By Robin Emmott and John Irish
BRUSSELS/PARIS (Reuters) – The European Union has so far failed to find a country to host a special mechanism to trade with Iran and beat newly reimposed U.S. sanctions, three diplomats said, as governments fear being targeted by U.S. counter measures.
Voicing opposition to U.S. policy on the day Washington announced a new raft of sanctions on Iran, the European Union reissued its Nov. 2 statement on Monday saying it was still setting up the so-called special purpose vehicle (SPV).
The European Union had hoped to ready its SPV, which is designed to circumvent the U.S. sanctions, by Monday’s sanctions announcement by the United States.
However, no EU country has so far volunteered to host the entity, the EU diplomats said. Several states have been asked by EU foreign policy chief Federica Mogherini to consider being the headquarters, as the bloc tries to uphold the arms control accord, which U.S. President Donald Trump withdrew from in May.
While the European Commission declined to comment on Monday, European Economic Affairs Commissioner Pierre Moscovici said “the European Union does not approve of” the reimposition of U.S. sanctions lifted under the 2015 nuclear deal.
Brian Hook, Washington’s special representative for Iran, underscored the risks for European companies, warning that any EU country hosting the SPV could potentially be sanctioned.
“The United States will not hesitate to sanction any sanctionable activity in connection with our Iran sanctions regime,” Hook told a telephone call with European reporters when asked about the vehicle.
The SPV, which could incorporate a barter system, aims to sidestep the U.S. financial system by using an EU intermediary to handle trade with Iran. It could ensure, for example, that Iranian oil bought by Europeans could be paid for with EU goods and services of the same value.
A senior French diplomat said Paris was confident the mechanism would be legally in place soon, but things needed to be fully cemented first.

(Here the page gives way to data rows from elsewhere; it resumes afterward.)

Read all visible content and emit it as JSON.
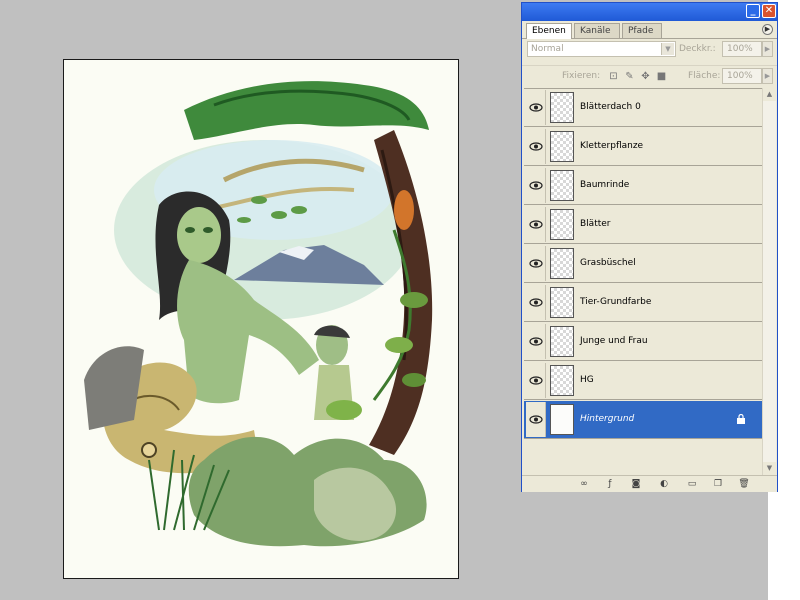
{
  "palette": {
    "tabs": [
      "Ebenen",
      "Kanäle",
      "Pfade"
    ],
    "blend_mode": "Normal",
    "opacity_label": "Deckkr.:",
    "opacity_value": "100%",
    "lock_label": "Fixieren:",
    "fill_label": "Fläche:",
    "fill_value": "100%",
    "layers": [
      {
        "name": "Blätterdach 0",
        "visible": true,
        "selected": false
      },
      {
        "name": "Kletterpflanze",
        "visible": true,
        "selected": false
      },
      {
        "name": "Baumrinde",
        "visible": true,
        "selected": false
      },
      {
        "name": "Blätter",
        "visible": true,
        "selected": false
      },
      {
        "name": "Grasbüschel",
        "visible": true,
        "selected": false
      },
      {
        "name": "Tier-Grundfarbe",
        "visible": true,
        "selected": false
      },
      {
        "name": "Junge und Frau",
        "visible": true,
        "selected": false
      },
      {
        "name": "HG",
        "visible": true,
        "selected": false
      },
      {
        "name": "Hintergrund",
        "visible": true,
        "selected": true,
        "locked": true
      }
    ],
    "colors": {
      "title": "#2a63df",
      "selected": "#316ac5",
      "panel": "#ece9d8"
    }
  },
  "bottom_icons": [
    "link-icon",
    "layer-style-icon",
    "mask-icon",
    "adjustment-layer-icon",
    "group-folder-icon",
    "new-layer-icon",
    "trash-icon"
  ]
}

“We hope the legal instruments will be put in place in the coming days. It will then be a few weeks or months to finalize its modalities, and its implementation will be during 2019,” he said. He added there was no way any trade with this mechanism could be done before year-end.
Hook said he had not seen demand from European companies to use the SPV because they preferred to invest in the United States.
“If you take a look at the over 100 corporations that have decided to choose the United States market over the Iranian market, they are not looking to avail themselves of any type of vehicle, they are very pleased to continue working with the United States,” he told reporters.
The EU, with support from China and Russia, hopes to keep Tehran in the nuclear non-proliferation deal by allowing trade to flow despite U.S. penalties.
The SPV will follow several other EU initiatives to try to shield European business with Iran from U.S. sanctions that Trump is reimposing, as he seeks to punish Tehran for what the West says is Iran’s role in the wars in Syria and Yemen.